▶ **Exercise**
Your answer must be every record below, written out exactly as it appears.

Element data from apps and pages
# # # # #

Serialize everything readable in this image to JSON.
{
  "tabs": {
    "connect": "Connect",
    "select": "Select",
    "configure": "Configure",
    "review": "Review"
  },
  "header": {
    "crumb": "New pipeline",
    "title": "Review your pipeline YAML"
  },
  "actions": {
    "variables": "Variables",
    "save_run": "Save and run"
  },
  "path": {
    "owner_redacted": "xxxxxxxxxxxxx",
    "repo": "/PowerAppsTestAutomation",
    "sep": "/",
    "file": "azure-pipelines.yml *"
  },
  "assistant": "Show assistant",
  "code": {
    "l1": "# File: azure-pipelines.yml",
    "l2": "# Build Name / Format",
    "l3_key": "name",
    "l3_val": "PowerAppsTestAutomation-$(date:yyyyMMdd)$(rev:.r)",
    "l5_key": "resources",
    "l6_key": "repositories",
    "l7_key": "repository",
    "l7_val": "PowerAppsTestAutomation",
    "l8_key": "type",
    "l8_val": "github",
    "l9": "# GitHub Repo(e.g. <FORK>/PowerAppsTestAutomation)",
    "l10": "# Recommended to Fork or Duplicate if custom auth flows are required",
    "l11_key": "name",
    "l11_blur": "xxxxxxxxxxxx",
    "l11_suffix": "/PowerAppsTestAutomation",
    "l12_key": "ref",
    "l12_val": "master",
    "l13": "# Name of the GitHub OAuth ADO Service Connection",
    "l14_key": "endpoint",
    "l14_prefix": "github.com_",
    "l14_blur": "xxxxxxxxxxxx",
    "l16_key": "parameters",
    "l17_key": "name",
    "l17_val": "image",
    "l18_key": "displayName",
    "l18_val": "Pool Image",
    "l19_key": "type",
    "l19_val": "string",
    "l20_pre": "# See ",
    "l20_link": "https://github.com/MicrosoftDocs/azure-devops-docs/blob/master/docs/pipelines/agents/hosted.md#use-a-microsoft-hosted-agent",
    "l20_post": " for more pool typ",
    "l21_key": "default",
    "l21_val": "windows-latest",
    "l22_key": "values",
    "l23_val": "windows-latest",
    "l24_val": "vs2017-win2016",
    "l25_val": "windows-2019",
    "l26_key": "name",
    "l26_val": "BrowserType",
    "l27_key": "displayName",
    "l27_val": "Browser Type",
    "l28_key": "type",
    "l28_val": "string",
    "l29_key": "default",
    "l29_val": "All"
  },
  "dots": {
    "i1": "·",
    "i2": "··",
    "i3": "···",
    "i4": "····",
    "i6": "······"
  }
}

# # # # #

▶ **Exercise response**
Serialize everything readable in this image to JSON.
{
  "tabs": {
    "connect": "Connect",
    "select": "Select",
    "configure": "Configure",
    "review": "Review"
  },
  "header": {
    "crumb": "New pipeline",
    "title": "Review your pipeline YAML"
  },
  "actions": {
    "variables": "Variables",
    "save_run": "Save and run"
  },
  "path": {
    "owner_redacted": "xxxxxxxxxxxxx",
    "repo": "/PowerAppsTestAutomation",
    "sep": "/",
    "file": "azure-pipelines.yml *"
  },
  "assistant": "Show assistant",
  "code": {
    "l1": "# File: azure-pipelines.yml",
    "l2": "# Build Name / Format",
    "l3_key": "name",
    "l3_val": "PowerAppsTestAutomation-$(date:yyyyMMdd)$(rev:.r)",
    "l5_key": "resources",
    "l6_key": "repositories",
    "l7_key": "repository",
    "l7_val": "PowerAppsTestAutomation",
    "l8_key": "type",
    "l8_val": "github",
    "l9": "# GitHub Repo(e.g. <FORK>/PowerAppsTestAutomation)",
    "l10": "# Recommended to Fork or Duplicate if custom auth flows are required",
    "l11_key": "name",
    "l11_blur": "xxxxxxxxxxxx",
    "l11_suffix": "/PowerAppsTestAutomation",
    "l12_key": "ref",
    "l12_val": "master",
    "l13": "# Name of the GitHub OAuth ADO Service Connection",
    "l14_key": "endpoint",
    "l14_prefix": "github.com_",
    "l14_blur": "xxxxxxxxxxxx",
    "l16_key": "parameters",
    "l17_key": "name",
    "l17_val": "image",
    "l18_key": "displayName",
    "l18_val": "Pool Image",
    "l19_key": "type",
    "l19_val": "string",
    "l20_pre": "# See ",
    "l20_link": "https://github.com/MicrosoftDocs/azure-devops-docs/blob/master/docs/pipelines/agents/hosted.md#use-a-microsoft-hosted-agent",
    "l20_post": " for more pool typ",
    "l21_key": "default",
    "l21_val": "windows-latest",
    "l22_key": "values",
    "l23_val": "windows-latest",
    "l24_val": "vs2017-win2016",
    "l25_val": "windows-2019",
    "l26_key": "name",
    "l26_val": "BrowserType",
    "l27_key": "displayName",
    "l27_val": "Browser Type",
    "l28_key": "type",
    "l28_val": "string",
    "l29_key": "default",
    "l29_val": "All"
  },
  "dots": {
    "i1": "·",
    "i2": "··",
    "i3": "···",
    "i4": "····",
    "i6": "······"
  }
}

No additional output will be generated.